● **What is being asked**
Copy the records exactly, leaving out every picture.

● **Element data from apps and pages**
★ ★ ★

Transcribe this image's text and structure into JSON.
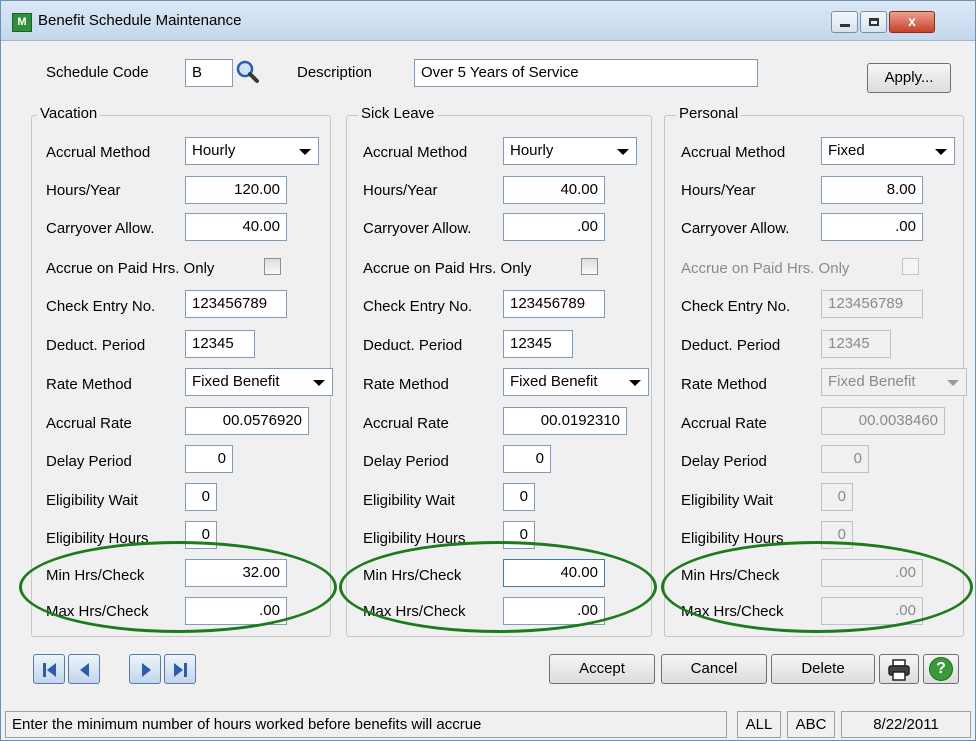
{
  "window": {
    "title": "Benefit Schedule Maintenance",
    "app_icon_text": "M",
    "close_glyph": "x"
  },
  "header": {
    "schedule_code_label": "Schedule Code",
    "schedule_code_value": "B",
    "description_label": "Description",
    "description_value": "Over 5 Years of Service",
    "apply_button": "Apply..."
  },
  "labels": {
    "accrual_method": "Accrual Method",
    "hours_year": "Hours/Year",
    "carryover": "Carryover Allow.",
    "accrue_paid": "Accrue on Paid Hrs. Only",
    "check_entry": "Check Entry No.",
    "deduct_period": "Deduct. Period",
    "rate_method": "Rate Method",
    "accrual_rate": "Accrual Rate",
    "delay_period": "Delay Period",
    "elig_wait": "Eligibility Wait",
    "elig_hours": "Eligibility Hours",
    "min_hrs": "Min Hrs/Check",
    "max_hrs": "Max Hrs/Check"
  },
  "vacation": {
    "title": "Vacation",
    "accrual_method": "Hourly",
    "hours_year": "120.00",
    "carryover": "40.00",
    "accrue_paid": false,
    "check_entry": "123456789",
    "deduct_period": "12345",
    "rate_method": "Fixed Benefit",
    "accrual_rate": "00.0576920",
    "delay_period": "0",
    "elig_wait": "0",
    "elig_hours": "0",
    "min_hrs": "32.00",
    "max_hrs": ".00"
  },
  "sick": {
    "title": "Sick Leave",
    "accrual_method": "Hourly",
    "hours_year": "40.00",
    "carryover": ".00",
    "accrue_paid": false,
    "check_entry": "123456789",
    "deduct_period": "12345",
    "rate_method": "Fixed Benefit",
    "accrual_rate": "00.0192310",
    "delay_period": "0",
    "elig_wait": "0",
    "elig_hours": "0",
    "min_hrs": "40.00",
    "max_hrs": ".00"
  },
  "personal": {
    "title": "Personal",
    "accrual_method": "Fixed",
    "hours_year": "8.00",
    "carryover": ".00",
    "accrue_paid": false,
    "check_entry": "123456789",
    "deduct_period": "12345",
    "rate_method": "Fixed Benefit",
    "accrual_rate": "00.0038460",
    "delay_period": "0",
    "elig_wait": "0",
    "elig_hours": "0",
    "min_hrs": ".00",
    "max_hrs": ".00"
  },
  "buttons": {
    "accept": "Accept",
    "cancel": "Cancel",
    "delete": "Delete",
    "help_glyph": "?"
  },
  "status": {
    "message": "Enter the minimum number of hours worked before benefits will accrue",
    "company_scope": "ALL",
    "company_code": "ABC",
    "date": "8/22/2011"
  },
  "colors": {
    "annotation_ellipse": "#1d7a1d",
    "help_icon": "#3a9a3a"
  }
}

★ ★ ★

● **Task solution**
Transcribe this image's text and structure into JSON.
{
  "window": {
    "title": "Benefit Schedule Maintenance",
    "app_icon_text": "M",
    "close_glyph": "x"
  },
  "header": {
    "schedule_code_label": "Schedule Code",
    "schedule_code_value": "B",
    "description_label": "Description",
    "description_value": "Over 5 Years of Service",
    "apply_button": "Apply..."
  },
  "labels": {
    "accrual_method": "Accrual Method",
    "hours_year": "Hours/Year",
    "carryover": "Carryover Allow.",
    "accrue_paid": "Accrue on Paid Hrs. Only",
    "check_entry": "Check Entry No.",
    "deduct_period": "Deduct. Period",
    "rate_method": "Rate Method",
    "accrual_rate": "Accrual Rate",
    "delay_period": "Delay Period",
    "elig_wait": "Eligibility Wait",
    "elig_hours": "Eligibility Hours",
    "min_hrs": "Min Hrs/Check",
    "max_hrs": "Max Hrs/Check"
  },
  "vacation": {
    "title": "Vacation",
    "accrual_method": "Hourly",
    "hours_year": "120.00",
    "carryover": "40.00",
    "accrue_paid": false,
    "check_entry": "123456789",
    "deduct_period": "12345",
    "rate_method": "Fixed Benefit",
    "accrual_rate": "00.0576920",
    "delay_period": "0",
    "elig_wait": "0",
    "elig_hours": "0",
    "min_hrs": "32.00",
    "max_hrs": ".00"
  },
  "sick": {
    "title": "Sick Leave",
    "accrual_method": "Hourly",
    "hours_year": "40.00",
    "carryover": ".00",
    "accrue_paid": false,
    "check_entry": "123456789",
    "deduct_period": "12345",
    "rate_method": "Fixed Benefit",
    "accrual_rate": "00.0192310",
    "delay_period": "0",
    "elig_wait": "0",
    "elig_hours": "0",
    "min_hrs": "40.00",
    "max_hrs": ".00"
  },
  "personal": {
    "title": "Personal",
    "accrual_method": "Fixed",
    "hours_year": "8.00",
    "carryover": ".00",
    "accrue_paid": false,
    "check_entry": "123456789",
    "deduct_period": "12345",
    "rate_method": "Fixed Benefit",
    "accrual_rate": "00.0038460",
    "delay_period": "0",
    "elig_wait": "0",
    "elig_hours": "0",
    "min_hrs": ".00",
    "max_hrs": ".00"
  },
  "buttons": {
    "accept": "Accept",
    "cancel": "Cancel",
    "delete": "Delete",
    "help_glyph": "?"
  },
  "status": {
    "message": "Enter the minimum number of hours worked before benefits will accrue",
    "company_scope": "ALL",
    "company_code": "ABC",
    "date": "8/22/2011"
  },
  "colors": {
    "annotation_ellipse": "#1d7a1d",
    "help_icon": "#3a9a3a"
  }
}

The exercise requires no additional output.